Have you read this book?
Stephen King has always generated mixed reactions for me. I think his best form is the short–he’s written some truly wonderful short stories and novellas. In my mind, his success with book length fiction has been somewhat spotty. Note that in this case I’m not defining success in terms of financial gain, but in how much I enjoyed the book.
The Stand is one of my all time favorites. Sure, it has it’s problems, but as far as end-of-the-world books goes, it’s top notch. Other King works have been less successful for me, and some (such as The Girl Who Loved Tom Gordon or Gerald’s Game) were just downright bad.
Still, I must be infected at some level with the King virus, because when a new book comes out, I dutiful wait for the paperback and then buy it.

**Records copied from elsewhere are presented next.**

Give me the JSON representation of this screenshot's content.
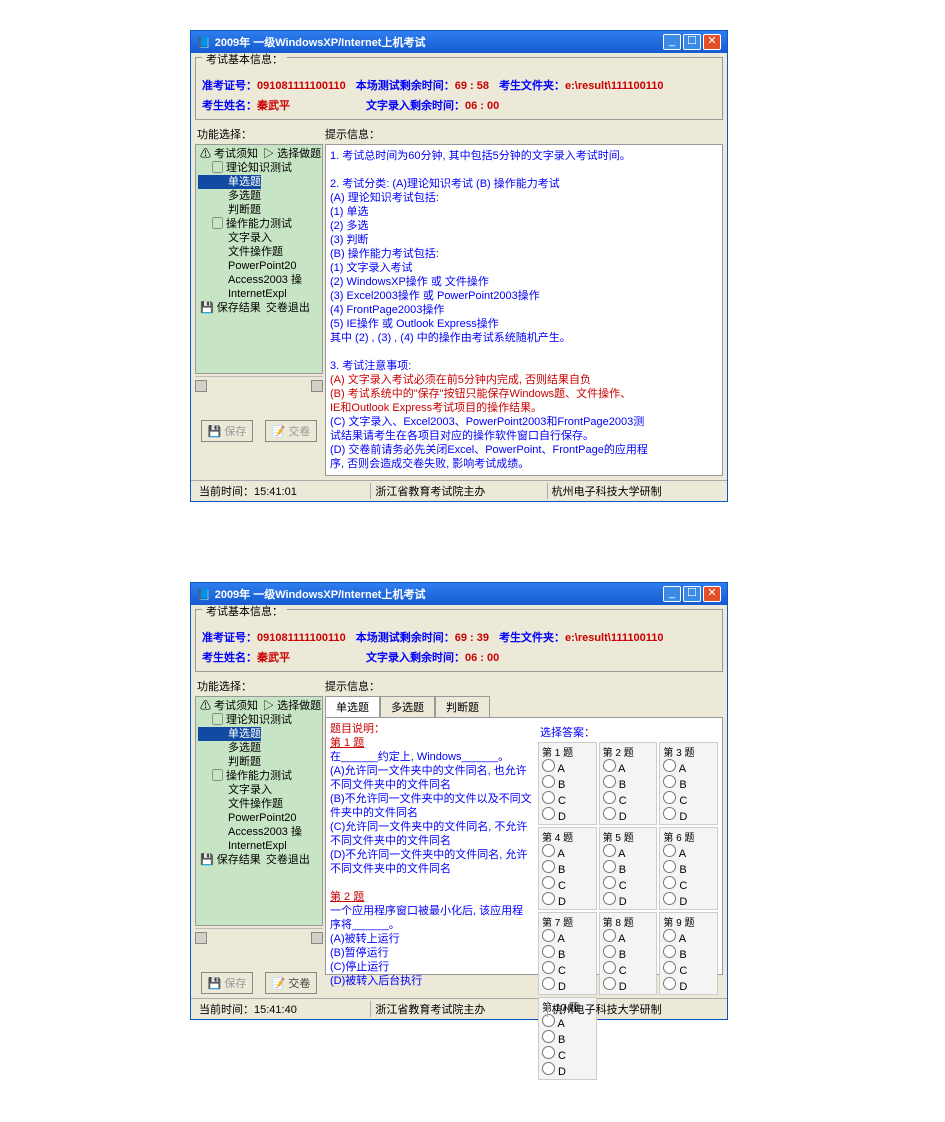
{
  "w1": {
    "title": "2009年 一级WindowsXP/Internet上机考试",
    "info": {
      "l_zh": "准考证号：",
      "zh": "091081111100110",
      "l_sj": "本场测试剩余时间：",
      "sj": "69 : 58",
      "l_wj": "考生文件夹：",
      "wj": "e:\\result\\111100110",
      "l_xm": "考生姓名：",
      "xm": "秦武平",
      "l_wz": "文字录入剩余时间：",
      "wz": "06 : 00"
    },
    "tree": {
      "t0": "⚠ 考试须知",
      "t1": "▷ 选择做题",
      "t2": "▢ 理论知识测试",
      "t3": "单选题",
      "t4": "多选题",
      "t5": "判断题",
      "t6": "▢ 操作能力测试",
      "t7": "文字录入",
      "t8": "文件操作题",
      "t9": "PowerPoint20",
      "t10": "Access2003 操",
      "t11": "InternetExpl",
      "t12": "💾 保存结果",
      "t13": "交卷退出"
    },
    "btns": {
      "save": "💾 保存",
      "submit": "📝 交卷"
    },
    "rhead": "提示信息：",
    "body": {
      "l1": "1. 考试总时间为60分钟, 其中包括5分钟的文字录入考试时间。",
      "l2": "2. 考试分类:  (A)理论知识考试  (B) 操作能力考试",
      "l3": "   (A) 理论知识考试包括:",
      "l4": "      (1) 单选",
      "l5": "      (2) 多选",
      "l6": "      (3) 判断",
      "l7": "   (B) 操作能力考试包括:",
      "l8": "      (1) 文字录入考试",
      "l9": "      (2) WindowsXP操作 或 文件操作",
      "l10": "      (3) Excel2003操作 或 PowerPoint2003操作",
      "l11": "      (4) FrontPage2003操作",
      "l12": "      (5) IE操作 或 Outlook Express操作",
      "l13": "      其中 (2) , (3) , (4) 中的操作由考试系统随机产生。",
      "l14": "3. 考试注意事项:",
      "l15": "   (A) 文字录入考试必须在前5分钟内完成, 否则结果自负",
      "l16": "   (B) 考试系统中的\"保存\"按钮只能保存Windows题、文件操作、",
      "l17": "       IE和Outlook Express考试项目的操作结果。",
      "l18": "   (C) 文字录入、Excel2003、PowerPoint2003和FrontPage2003测",
      "l19": "       试结果请考生在各项目对应的操作软件窗口自行保存。",
      "l20": "   (D) 交卷前请务必先关闭Excel、PowerPoint、FrontPage的应用程",
      "l21": "       序, 否则会造成交卷失败, 影响考试成绩。"
    },
    "status": {
      "s0": "当前时间：15:41:01",
      "s1": "浙江省教育考试院主办",
      "s2": "杭州电子科技大学研制"
    }
  },
  "w2": {
    "title": "2009年 一级WindowsXP/Internet上机考试",
    "info": {
      "l_zh": "准考证号：",
      "zh": "091081111100110",
      "l_sj": "本场测试剩余时间：",
      "sj": "69 : 39",
      "l_wj": "考生文件夹：",
      "wj": "e:\\result\\111100110",
      "l_xm": "考生姓名：",
      "xm": "秦武平",
      "l_wz": "文字录入剩余时间：",
      "wz": "06 : 00"
    },
    "tree": {
      "t0": "⚠ 考试须知",
      "t1": "▷ 选择做题",
      "t2": "▢ 理论知识测试",
      "t3": "单选题",
      "t4": "多选题",
      "t5": "判断题",
      "t6": "▢ 操作能力测试",
      "t7": "文字录入",
      "t8": "文件操作题",
      "t9": "PowerPoint20",
      "t10": "Access2003 操",
      "t11": "InternetExpl",
      "t12": "💾 保存结果",
      "t13": "交卷退出"
    },
    "btns": {
      "save": "💾 保存",
      "submit": "📝 交卷"
    },
    "rhead": "提示信息：",
    "tabs": {
      "t0": "单选题",
      "t1": "多选题",
      "t2": "判断题"
    },
    "q": {
      "head": "题目说明：",
      "q1": "第 1 题",
      "q1a": "在______约定上, Windows______。",
      "q1b": "(A)允许同一文件夹中的文件同名, 也允许不同文件夹中的文件同名",
      "q1c": "(B)不允许同一文件夹中的文件以及不同文件夹中的文件同名",
      "q1d": "(C)允许同一文件夹中的文件同名, 不允许不同文件夹中的文件同名",
      "q1e": "(D)不允许同一文件夹中的文件同名, 允许不同文件夹中的文件同名",
      "q2": "第 2 题",
      "q2a": "一个应用程序窗口被最小化后, 该应用程序将______。",
      "q2b": "(A)被转上运行",
      "q2c": "(B)暂停运行",
      "q2d": "(C)停止运行",
      "q2e": "(D)被转入后台执行"
    },
    "ans": {
      "head": "选择答案：",
      "cells": [
        "第 1 题",
        "第 2 题",
        "第 3 题",
        "第 4 题",
        "第 5 题",
        "第 6 题",
        "第 7 题",
        "第 8 题",
        "第 9 题",
        "第 10 题"
      ],
      "opts": [
        "A",
        "B",
        "C",
        "D"
      ]
    },
    "status": {
      "s0": "当前时间：15:41:40",
      "s1": "浙江省教育考试院主办",
      "s2": "杭州电子科技大学研制"
    }
  }
}
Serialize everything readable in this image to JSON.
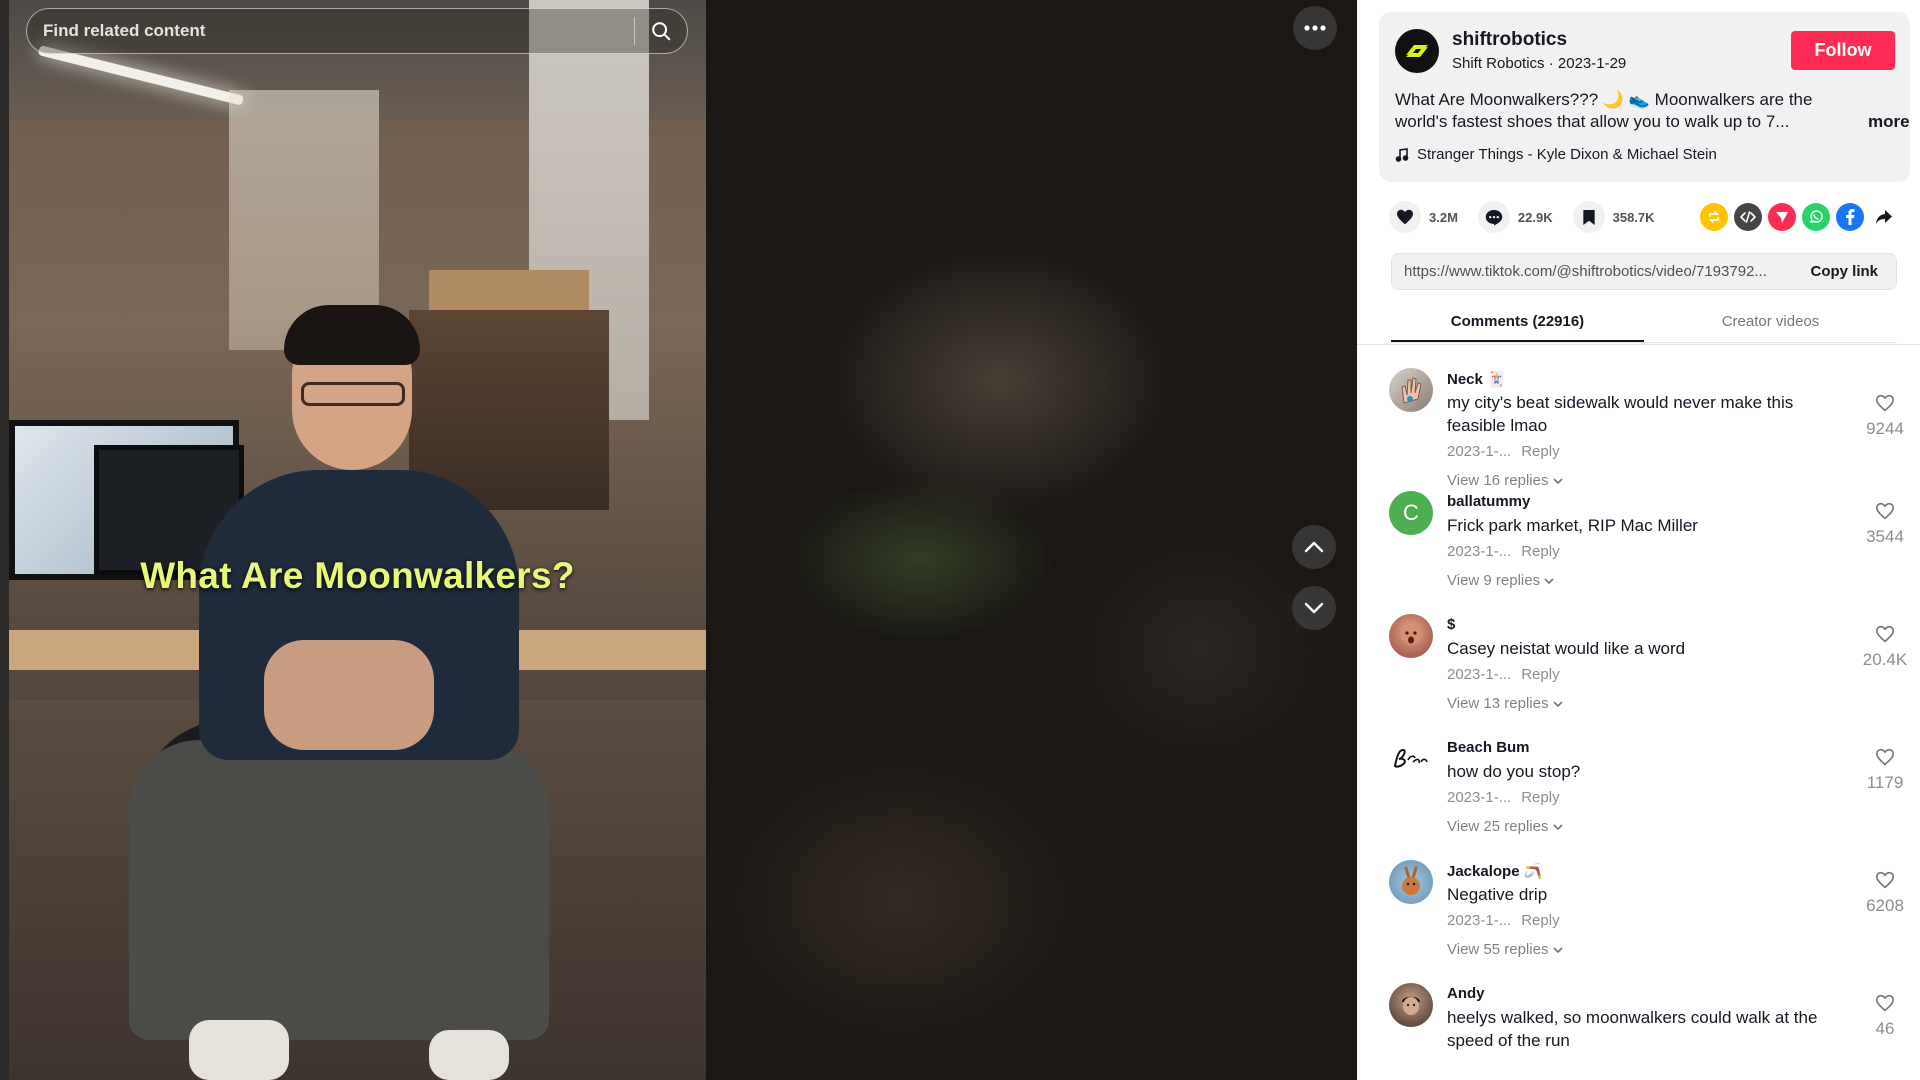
{
  "search": {
    "placeholder": "Find related content"
  },
  "video": {
    "caption": "What Are Moonwalkers?"
  },
  "author": {
    "username": "shiftrobotics",
    "display_name": "Shift Robotics",
    "date": "2023-1-29",
    "follow_label": "Follow",
    "description": "What Are Moonwalkers??? 🌙 👟 Moonwalkers are the world's fastest shoes that allow you to walk up to 7...",
    "more_label": "more",
    "music": "Stranger Things - Kyle Dixon & Michael Stein"
  },
  "stats": {
    "likes": "3.2M",
    "comments": "22.9K",
    "saves": "358.7K"
  },
  "share_icons": [
    "repost-icon",
    "embed-icon",
    "send-icon",
    "whatsapp-icon",
    "facebook-icon",
    "share-arrow-icon"
  ],
  "link": {
    "url": "https://www.tiktok.com/@shiftrobotics/video/7193792...",
    "copy_label": "Copy link"
  },
  "tabs": [
    {
      "label": "Comments (22916)",
      "active": true
    },
    {
      "label": "Creator videos",
      "active": false
    }
  ],
  "comments": [
    {
      "user": "Neck 🃏",
      "text": "my city's beat sidewalk would never make this feasible lmao",
      "date": "2023-1-...",
      "reply": "Reply",
      "view_replies": "View 16 replies",
      "likes": "9244"
    },
    {
      "user": "ballatummy",
      "text": "Frick park market, RIP Mac Miller",
      "date": "2023-1-...",
      "reply": "Reply",
      "view_replies": "View 9 replies",
      "likes": "3544",
      "avatar_letter": "C"
    },
    {
      "user": "$",
      "text": "Casey neistat would like a word",
      "date": "2023-1-...",
      "reply": "Reply",
      "view_replies": "View 13 replies",
      "likes": "20.4K"
    },
    {
      "user": "Beach Bum",
      "text": "how do you stop?",
      "date": "2023-1-...",
      "reply": "Reply",
      "view_replies": "View 25 replies",
      "likes": "1179"
    },
    {
      "user": "Jackalope 🪃",
      "text": "Negative drip",
      "date": "2023-1-...",
      "reply": "Reply",
      "view_replies": "View 55 replies",
      "likes": "6208"
    },
    {
      "user": "Andy",
      "text": "heelys walked, so moonwalkers could walk at the speed of the run",
      "likes": "46"
    }
  ],
  "colors": {
    "follow": "#fe2c55",
    "caption": "#e7f77a",
    "text": "#161823"
  }
}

The premise for Dreamcatcher held a lot of potential: a gang of friends head out on a hunting trip just as an alien space ship crashes and releases an alien virus. These friends–and the fate of the world–are intertwined with a mentally challenged man named Duddits, with whom they formed a relationship with as boys. King takes a while to get the story moving, but that’s King. When you pick up a King book you know you’re holding something that’s twice as long as it needs to be (in most cases). Usually the extra wordage is interesting and not too much of a burden, but it’s rarely essential. But to complain about King’s verbosity is like complaining about Tabasco sauce being hot. When you pick up the bottle (or book), you know what you’re getting into.
Although I classified this book as science fiction, it’s really more of a fantasy/horror, chock-full of traditional science fiction/horror tropes: crash landed aliens, a government bent on destroying them, a psychotic government man who will stop at nothing to ‘do his duty’, an alien infection… well, you get the picture. Unfortunately, King doesn’t do anything new with these ideas; he doesn’t even do anything better.
As with all King’s work, there’s a strong element of mystique, of magic working behind the scenes through special people. Duddits, the retarded boy the friends have a strange connection with and the Dreamcatcher (though I never quite figured that one out), just to mention two.
The set-up is fertile, King’s characters are well drawn, the tension and plight are realized well enough, and the fate of the world hangs in the balance. All the ingredients are on the platter, ready to be mixed, cooked, and served.
It just doesn’t taste that good. By the time I was half-way through the book, I was ready for it to be over. The final race-against-time chase scene drags on way, way too long. The bad government guy, Kurtz, a bible-spouting military psycho, is so psycho he’s almost a caricature. I had a hard time taking him seriously.
It’s trying to be a story about friendship and survival, but it’s worth noting that one of the main characters is recovering from a serious automobile accident, as was King at the time he wrote this. King’s anger about the event is easy to see; perhaps writing this book is one of his ways of coming to grips with what happened to him. But we all know that good truth doesn’t necessarily make good fiction. King’s… er, the character’s complaints, moans and gripes wore thin after a while.
Overall? My recommendation is to avoid this one unless you’re a King fan. It’s a long book, takes a big investment of time to read, and ultimately has a low return. There are a lot better alien invasion books out there.